Would you say that your students struggle with anxiety, depression, or panic attacks? Have you witnessed the weight that your students are carrying? Have students shared how overwhelmed or burdened they are? What about you? How are you doing? Would you say your mental, emotional, and spiritual health are all doing well?
Recently I had shared about being on a mental health break from my job, and during my time away I read a recommended book by Shawn Johnson called Attacking Anxiety. This is a book I would highly recommend for anyone regardless of whether you are struggling personally or have people under your care who are.
The truth is that we will always come in contact with someone who may be struggling and this book provides insight, wisdom, tools, and resources we can use to help ourselves and others. This is a very personal book for me because it truly put into words the feelings, emotions, and thoughts I didn’t know how to express during my recent bout with mental health. I can say with extreme confidence that this is a book everyone leading in ministry (especially with students) should be reading.
Attacking Anxiety isn’t another self-help book, but instead is a very personal and reflective account from Shawn about his own struggle with anxiety, depression, and panic attacks. Shawn draws from his own story and struggles to help the reader fully understand the realities of mental health. But as he tells his story, he also highlights the ways in which we can have victory over the struggles we face.
Shawn acknowledges that this isn’t a “one-size fits all” approach, but the tools and resources that he shares are simply that: ways for us to helpfully and hopefully engage with our own mental health or those with whom we do life.
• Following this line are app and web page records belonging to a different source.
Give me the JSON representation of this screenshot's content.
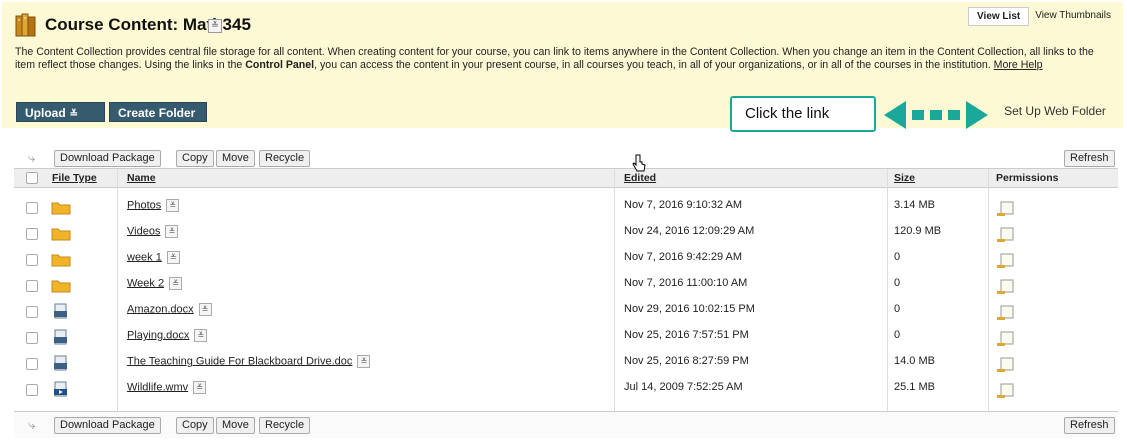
{
  "header": {
    "title": "Course Content: Math345",
    "view_list": "View List",
    "view_thumbnails": "View Thumbnails",
    "description_part1": "The Content Collection provides central file storage for all content. When creating content for your course, you can link to items anywhere in the Content Collection. When you change an item in the Content Collection, all links to the item reflect those changes. Using the links in the ",
    "description_bold": "Control Panel",
    "description_part2": ", you can access the content in your present course, in all courses you teach, in all of your organizations, or in all of the courses in the institution. ",
    "more_help": "More Help"
  },
  "toolbar": {
    "upload_label": "Upload",
    "create_folder_label": "Create Folder",
    "set_up_web_folder": "Set Up Web Folder"
  },
  "callout": {
    "text": "Click the link",
    "color": "#1aa89a"
  },
  "actions": {
    "download_package": "Download Package",
    "copy": "Copy",
    "move": "Move",
    "recycle": "Recycle",
    "refresh": "Refresh"
  },
  "columns": {
    "file_type": "File Type",
    "name": "Name",
    "edited": "Edited",
    "size": "Size",
    "permissions": "Permissions"
  },
  "rows": [
    {
      "type": "folder",
      "name": "Photos",
      "edited": "Nov 7, 2016 9:10:32 AM",
      "size": "3.14 MB"
    },
    {
      "type": "folder",
      "name": "Videos",
      "edited": "Nov 24, 2016 12:09:29 AM",
      "size": "120.9 MB"
    },
    {
      "type": "folder",
      "name": "week 1",
      "edited": "Nov 7, 2016 9:42:29 AM",
      "size": "0"
    },
    {
      "type": "folder",
      "name": "Week 2",
      "edited": "Nov 7, 2016 11:00:10 AM",
      "size": "0"
    },
    {
      "type": "document",
      "name": "Amazon.docx",
      "edited": "Nov 29, 2016 10:02:15 PM",
      "size": "0"
    },
    {
      "type": "document",
      "name": "Playing.docx",
      "edited": "Nov 25, 2016 7:57:51 PM",
      "size": "0"
    },
    {
      "type": "document",
      "name": "The Teaching Guide For Blackboard Drive.doc",
      "edited": "Nov 25, 2016 8:27:59 PM",
      "size": "14.0 MB"
    },
    {
      "type": "video",
      "name": "Wildlife.wmv",
      "edited": "Jul 14, 2009 7:52:25 AM",
      "size": "25.1 MB"
    }
  ],
  "colors": {
    "header_bg": "#fdf9d4",
    "button_dark": "#365b6e",
    "folder": "#f0b429"
  }
}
It is a refreshing read that helps us understand that mental health is a complex issue and that the ways to address it are multifaceted and include God and our relationship with Him, counseling, medication, self-awareness, and much more. Shawn doesn’t dismiss one aspect or treatment for another but instead helps the reader to understand how unique and complex this issue is, and provides the reader with much-needed insight and resources.
The book is broken down into four sections: Know, Start, Stop, and Remember. The Know section is designed to help the reader understand that what they are going through isn’t something that only they have ever struggled with and that they aren’t alone. This section is truly meant to help the reader have hope even when life seems hopeless. The Start portion is all about the reader taking steps to fight back. Shawn highlights how mental health can be crippling but this was never God’s design or intent for humanity. Struggling with mental health is a direct result of the Fall, and because of that Satan loves to corrupt our minds and make us believe it is our fault, that we are the problem, and we are alone. Shawn challenges the reader to fight back against these lies and he outlines way we can do just that. This section alone is worth purchasing the book for as it helped me think through how I was responding to my own circumstances, and when I put these tools to work it helped immensely. My anxiety and depression didn’t magically disappear, but it became manageable and allowed for me to see how many supporters and advocates I truly have.
Section three, Stop, is helpful for anyone and everyone regardless of whether you are struggling with mental health. Shawn highlights things we need to Stop doing because they are actually keeping us from becoming fully healthy. Some of the areas he talks about include pretending that everything is okay, admitting if we are holding onto past hurt and unforgiveness, a desire to perform for critics, and comparison. Even as I reread this list, I am struck by how important and insightful each of these areas are for everyone regardless of their mental health. Holding onto these aspects and responses doesn’t mean we struggle with mental health, but prolonged engagement with them will undoubtedly affect your mental health in one way or another.
In the final section of his book, Shawn challenges us to remember that God is with us, God is working, and God has a plan. So often in mental health struggles we forget these truths. We forget that God hasn’t left us alone and that He is working all things out. In the thickness of the struggle we often miss that God is at work and sustaining us, and it is in this last section that Shawn reminds us of who our God is and the love He has for us. We are not alone, we are not forgotten. Instead we are deeply known, loved, and sustained. The section focuses on the hope we have and the reminder to rely upon God even in our darkest moments.
If you need one more reason to love this book, then don’t stop at the last section but continue on to the appendix. Here Shawn provides a very practical resource entitled “Panic Attack Survival Guide.” In the appendix we are given practical ways to move through a panic attack but Shawn also provides an additional guide for those who have loved ones going through a panic attack and how to love and care for them in the midst of it. This resource is invaluable and totally worth the cost of the book just to obtain this piece.
So if you’re wondering whether or not you should read this book, the answer is a resounding yes! The resources alone make the book worth purchasing and reading, but the additional information and insight into mental health are just as worthwhile. So let me encourage you to go out and purchase your copy today and use it to help yourself and others on their mental health journey.